Rob is the senior pastor at Echuca Epicentre Church, and with Sage by his side they have been delivering the word of the Lord to Echuca and beyond since 2017.
A farrier by trade, Rob never envisaged himself as a pastor although religion has always featured heavily in his life, as has rodeo.
In fact rodeo is where he met Sage, despite them growing up on opposite sides of the country.
Sage grew up in a family involved in rodeo for generations in Western Australia, while Victorian Rob had always dreamed of being a bull rider.
Rob was always encouraged by his father, who used to sit him atop a calf and send him flying across the paddock when he was just a little boy, while Sage spent her childhood on the back of a horse, competing at rodeos and riding racehorses for pocket money.
“As kids growing up rodeo was our life and I just loved going as fast as I could barrel racing and roping. To be successful you have to work with your horse and you have to form a real relationship if you want to succeed,” Sage said.

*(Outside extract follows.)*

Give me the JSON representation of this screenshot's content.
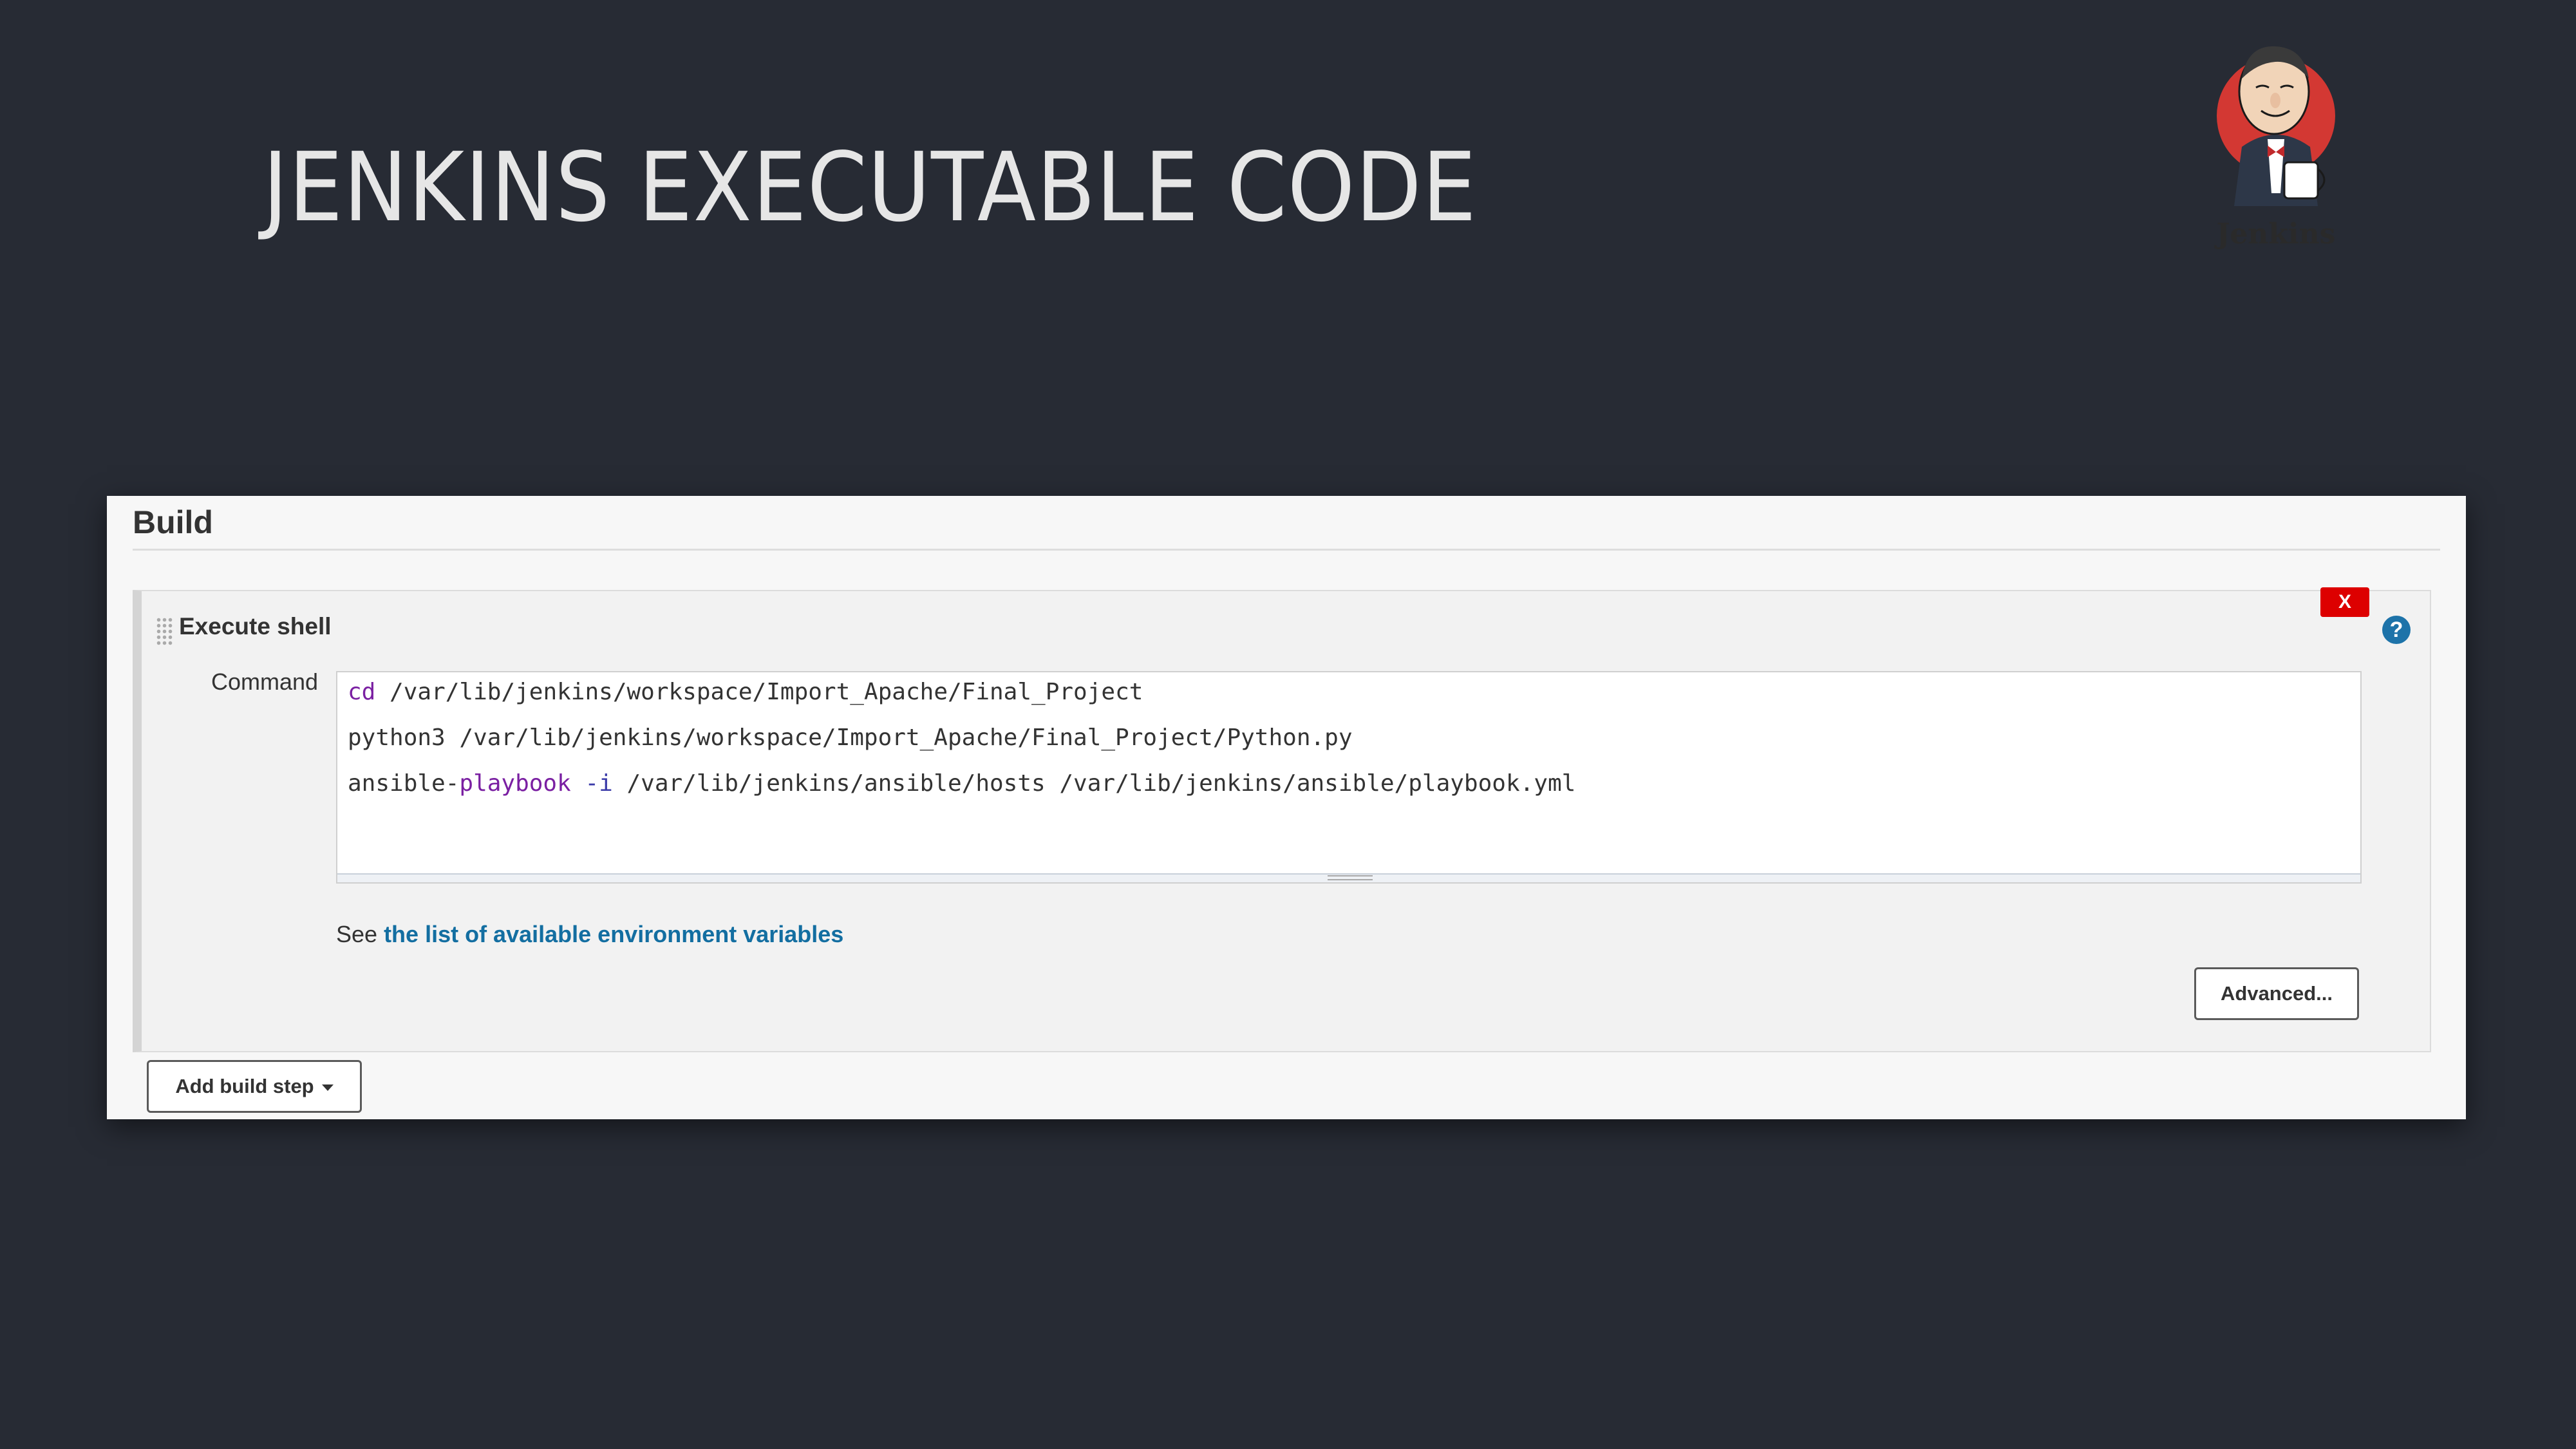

“I used to ride my horse every day before I rode any others. I was lucky I never had any bad falls, and I hope to one day return to the sport again.”
The life of a bull rider could be best described as a little more hazardous and Rob has had a list of broken bones over his many years of competing.
“You can't ride a bull and not have a few problems,” Rob said with a laugh.
“I was pretty lucky though and I stopped before I had any serious injuries, just plenty of broken bones and torn muscles,” he said.
Rob competed in several national finals over his 12-year career and won a few Australian rodeos.
“I wasn't the world's best competitor but towards the end of my career I was quite consistent and there were some significant moments to reflect on, including making the finals in America and coming runner-up in several titles but I never got that gold buckle,” he said.
Sage, on the other hand, has won a range of gold buckles across her 15-year career which includes WA state titles for barrel racing and break-away roping.
She also was a strong overseas competitor, competing in and winning some significant rodeos in America.
Rob met Sage's brothers while competing in WA and even though it took him a little bit of effort to finally get Sage's number, the couple met and married 18 months later.
They now have three daughters: Miley, 10, Georgia, 9, and Bobby, 6.
Religion has always featured heavily in the lives of both families, but when Rob began religious studies he didn't really undertake them with the goal of becoming a pastor.
“When the previous pastor moved on, I felt very strongly God was asking us to take on this role — we both prayed a lot on it and felt like it was something we had to do,” Rob said.
“Faith is not simple and it can make life difficult when you believe in something very strongly and sometimes it can be hard to be Christian when there might be something you want to do but Jesus doesn't agree with — there are always blessings and struggles.”
In their leadership role the couple has always striven to be transparent and relatable.
Sage admits she struggled with her role in the beginning.
“I didn't want anyone to treat our family differently and I didn't want people to expect us to be perfect. I have always just wanted to be me and this was something I had to pray on,” she said.
“We are just trying to be transparent and relatable,” Rob said.
“We all have areas of our life that are difficult and we don't hide away from those, whether I am standing up the front preaching or having a coffee with someone.”
Rob and Sage firmly believe for religion to remain relevant no matter what denomination, it must move with the times, which can itself become controversial among parishioners.
“It is always hard when you step into a new role because you are different to the person before you,” Rob said.
Initially congregation numbers did drop away, but during the past year or so there has been a real resurgence.
“As the world changes, people are asking more questions and Jesus does have the answers — even if at times they may not be easy,” Rob said.
“Our denomination, Australian Christian Churches, is relatable and moving with the times — and with COVID-19 church services have grown worldwide, even with the shutting down of face-to-face services.”
Epicentre has taken its services online through Facebook and YouTube.
Sage said they had people watching across the country.
“Faith is our belief,” she said.
“We believe in the work of God in our daily life, loving and helping others and believing in Jesus — kindness inspires kindness in others.”